A House Is Not A Home is an effectively creepy movie, one that uses its low-budget to its advantage. Director Christopher Ray allows the camera to creep through the house, snaking its way through empty passages while the soundtrack is full of the sounds of restless spirits.  The end result is a film that, as opposed to relying on predictable CGI for its scares, instead creates a palpable sense of doom and dread.

The film is well-acted by the entire cast, with Bill Cobbs especially giving a wonderfully sinister performance.  (I wish I could tell you about his final appearance in the movie without it acting as a spoiler but seriously, it’s a wonderfully acted scene.)  In the role of Ben is Gerald Webb, who will be a familiar face to anyone who regularly watches the SyFy Channel.  Webb (who also earned a bit of pop cultural immortality by serving as casting director for both Sharknados) has appeared in several beloved Asylum films as characters who inevitably always seem to end up getting killed.  It was nice, in A House Is Not A Home, to get to see Webb play a leading role and prove that he’s capable of a lot more than just a good death scene.  He gives an effective, sympathetic performance here.  In fact, the entire family does.  One reason that the film works as well as it does is because you believe that these four characters actually are a family.  You care about what happens to them and, as a result, the horror is all the more effective.

Finally, two final notes about A House Is Not A Home.  At its best, the film — with its emphasis on atmosphere and its scenes of the characters discovering that the house exists on its own plane of surreal logic — can compared favorably to the works of Italian horror director Lucio Fulci.  I don’t know if that was intentional or not.  But it’s definitely a good thing!

Secondly, and perhaps a little sadly, A House Is Not A Home is one of the few “serious” films that I’ve seen recently that featured an almost entirely African-American cast.  That’s really saying something when you consider that I literally watch hundreds of films a year.  At a time when mainstream filmmaking (and the horror genre in particular) still seems to be struggling to break free from racial stereotyping, A House Is Not A Home is definitely a step in the right direction.

A-House-is-Not-a-Home-Still-Bill-Cobbs-Paul

Trailer: Oz the Great and Powerful (Super Bowl Exclusive)


OzTheGreatandPowerful

Oz the Great and Powerful is the first film by Sam Raimi since he was removed as director of the Spider-Man franchise.
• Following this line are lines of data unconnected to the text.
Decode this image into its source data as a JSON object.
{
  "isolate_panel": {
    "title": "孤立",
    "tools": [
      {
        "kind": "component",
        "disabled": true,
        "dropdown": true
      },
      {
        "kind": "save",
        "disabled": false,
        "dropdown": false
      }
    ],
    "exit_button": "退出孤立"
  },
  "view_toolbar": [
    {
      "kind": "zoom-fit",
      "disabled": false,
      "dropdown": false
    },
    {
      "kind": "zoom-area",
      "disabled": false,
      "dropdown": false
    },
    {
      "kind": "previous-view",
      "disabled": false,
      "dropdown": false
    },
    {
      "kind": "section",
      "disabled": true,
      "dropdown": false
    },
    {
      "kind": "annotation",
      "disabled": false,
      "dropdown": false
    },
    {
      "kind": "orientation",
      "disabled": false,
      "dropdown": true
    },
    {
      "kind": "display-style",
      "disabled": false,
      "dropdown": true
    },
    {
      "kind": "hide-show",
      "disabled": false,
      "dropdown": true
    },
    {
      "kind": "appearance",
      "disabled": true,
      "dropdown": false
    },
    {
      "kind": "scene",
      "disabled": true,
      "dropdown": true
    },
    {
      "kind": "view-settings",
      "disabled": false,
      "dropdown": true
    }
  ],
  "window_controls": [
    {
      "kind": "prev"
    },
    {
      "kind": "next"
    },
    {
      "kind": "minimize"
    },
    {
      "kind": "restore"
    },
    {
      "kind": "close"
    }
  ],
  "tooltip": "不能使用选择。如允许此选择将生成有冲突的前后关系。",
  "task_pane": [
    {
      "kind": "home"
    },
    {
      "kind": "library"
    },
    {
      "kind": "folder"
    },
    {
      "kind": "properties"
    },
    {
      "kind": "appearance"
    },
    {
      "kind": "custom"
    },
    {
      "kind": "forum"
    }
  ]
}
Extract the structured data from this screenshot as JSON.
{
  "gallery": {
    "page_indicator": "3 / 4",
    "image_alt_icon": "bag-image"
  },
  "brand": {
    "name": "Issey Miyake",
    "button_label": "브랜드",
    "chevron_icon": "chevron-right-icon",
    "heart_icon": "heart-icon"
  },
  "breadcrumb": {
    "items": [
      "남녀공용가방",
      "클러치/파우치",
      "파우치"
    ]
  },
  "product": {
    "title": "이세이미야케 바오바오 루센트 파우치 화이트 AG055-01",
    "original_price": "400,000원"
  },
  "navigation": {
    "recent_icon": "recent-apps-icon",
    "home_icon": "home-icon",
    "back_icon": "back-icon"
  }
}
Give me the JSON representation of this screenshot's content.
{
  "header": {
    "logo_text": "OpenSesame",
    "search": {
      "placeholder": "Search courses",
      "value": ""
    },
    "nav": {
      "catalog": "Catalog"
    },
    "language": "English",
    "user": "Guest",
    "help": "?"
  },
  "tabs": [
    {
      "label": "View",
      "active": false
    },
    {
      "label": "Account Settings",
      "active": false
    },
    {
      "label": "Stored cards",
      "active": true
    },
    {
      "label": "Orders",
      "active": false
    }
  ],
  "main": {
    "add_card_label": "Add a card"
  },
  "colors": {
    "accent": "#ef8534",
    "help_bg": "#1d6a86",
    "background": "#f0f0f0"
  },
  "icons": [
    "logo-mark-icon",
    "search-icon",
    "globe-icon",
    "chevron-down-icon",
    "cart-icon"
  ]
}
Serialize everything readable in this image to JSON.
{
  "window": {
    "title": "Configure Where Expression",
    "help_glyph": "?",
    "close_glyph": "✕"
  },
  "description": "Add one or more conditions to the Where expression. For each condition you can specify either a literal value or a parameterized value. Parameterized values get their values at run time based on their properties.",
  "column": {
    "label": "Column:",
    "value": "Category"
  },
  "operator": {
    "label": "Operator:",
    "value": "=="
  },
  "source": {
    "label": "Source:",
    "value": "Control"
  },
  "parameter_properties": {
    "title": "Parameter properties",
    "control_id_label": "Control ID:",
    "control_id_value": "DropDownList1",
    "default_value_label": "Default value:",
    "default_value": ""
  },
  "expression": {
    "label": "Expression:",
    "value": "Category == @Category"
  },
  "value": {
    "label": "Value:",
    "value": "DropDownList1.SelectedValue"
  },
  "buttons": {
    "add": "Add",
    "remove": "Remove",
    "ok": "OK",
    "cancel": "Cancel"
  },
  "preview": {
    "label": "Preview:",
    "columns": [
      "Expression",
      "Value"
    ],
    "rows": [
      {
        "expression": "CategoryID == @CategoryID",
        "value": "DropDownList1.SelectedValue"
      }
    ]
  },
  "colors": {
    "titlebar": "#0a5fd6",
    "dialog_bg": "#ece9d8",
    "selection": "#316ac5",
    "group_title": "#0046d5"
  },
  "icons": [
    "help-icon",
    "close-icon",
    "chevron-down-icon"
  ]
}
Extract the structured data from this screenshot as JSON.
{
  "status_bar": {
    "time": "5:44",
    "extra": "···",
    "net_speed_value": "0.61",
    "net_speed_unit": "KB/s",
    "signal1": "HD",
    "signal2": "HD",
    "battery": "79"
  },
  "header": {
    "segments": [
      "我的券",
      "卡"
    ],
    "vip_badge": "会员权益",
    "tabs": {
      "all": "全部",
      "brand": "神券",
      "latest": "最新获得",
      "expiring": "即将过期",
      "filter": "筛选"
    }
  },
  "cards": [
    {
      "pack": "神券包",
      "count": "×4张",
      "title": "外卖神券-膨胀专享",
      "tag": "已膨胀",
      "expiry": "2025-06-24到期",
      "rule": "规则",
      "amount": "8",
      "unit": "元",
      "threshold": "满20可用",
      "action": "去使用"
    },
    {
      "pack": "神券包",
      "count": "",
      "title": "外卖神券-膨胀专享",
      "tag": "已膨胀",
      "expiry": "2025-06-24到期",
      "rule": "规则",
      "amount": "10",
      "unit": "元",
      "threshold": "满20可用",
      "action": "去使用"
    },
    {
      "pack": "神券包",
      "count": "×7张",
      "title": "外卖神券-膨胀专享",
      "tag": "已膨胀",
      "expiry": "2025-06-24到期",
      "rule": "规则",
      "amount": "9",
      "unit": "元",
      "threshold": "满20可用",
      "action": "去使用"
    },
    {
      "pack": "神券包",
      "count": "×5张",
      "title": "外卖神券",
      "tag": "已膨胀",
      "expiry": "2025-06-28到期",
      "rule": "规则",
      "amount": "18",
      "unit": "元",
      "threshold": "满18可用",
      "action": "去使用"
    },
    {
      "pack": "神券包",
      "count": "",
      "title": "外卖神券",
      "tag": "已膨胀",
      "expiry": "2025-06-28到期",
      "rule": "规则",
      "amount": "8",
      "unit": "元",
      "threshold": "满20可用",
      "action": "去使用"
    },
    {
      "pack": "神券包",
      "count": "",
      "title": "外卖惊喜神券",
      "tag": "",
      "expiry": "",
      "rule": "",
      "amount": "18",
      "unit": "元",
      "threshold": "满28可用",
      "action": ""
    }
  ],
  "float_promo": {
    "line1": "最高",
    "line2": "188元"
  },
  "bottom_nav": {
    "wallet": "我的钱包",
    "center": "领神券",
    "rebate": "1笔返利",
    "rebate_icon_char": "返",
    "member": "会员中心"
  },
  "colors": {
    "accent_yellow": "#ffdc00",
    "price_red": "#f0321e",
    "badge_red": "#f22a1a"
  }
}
While he tried to go back to his horror roots with the underappreciated Drag Me to Hell he’s back to doing big-budget event films.

The film looks to tell the story of the Great Wizard of Oz prior to Dorothy’s arrival in the original film. James Franco takes on the title role with Mila Kunis, Michelle Williams and Rachel Weisz all taking on the roles of the three witches of Oz. The film’s plot looks to be a sort of hero’s journey as Oscar Diggs must discover his true self once he lands in the otherworldly realm of Oz.

Could this film be a return to fantasy form for Sam Raimi or will it be a film thats visually stunning but spiritually empty like Tim Burton’s Alice In Wonderland?

Only time will tell and while Raimi always delivers a visual treat and an entertaining film they sometimes don’t resonate with the general audience.

Oz the Great and Powerful is set for a March 8, 2013 release date.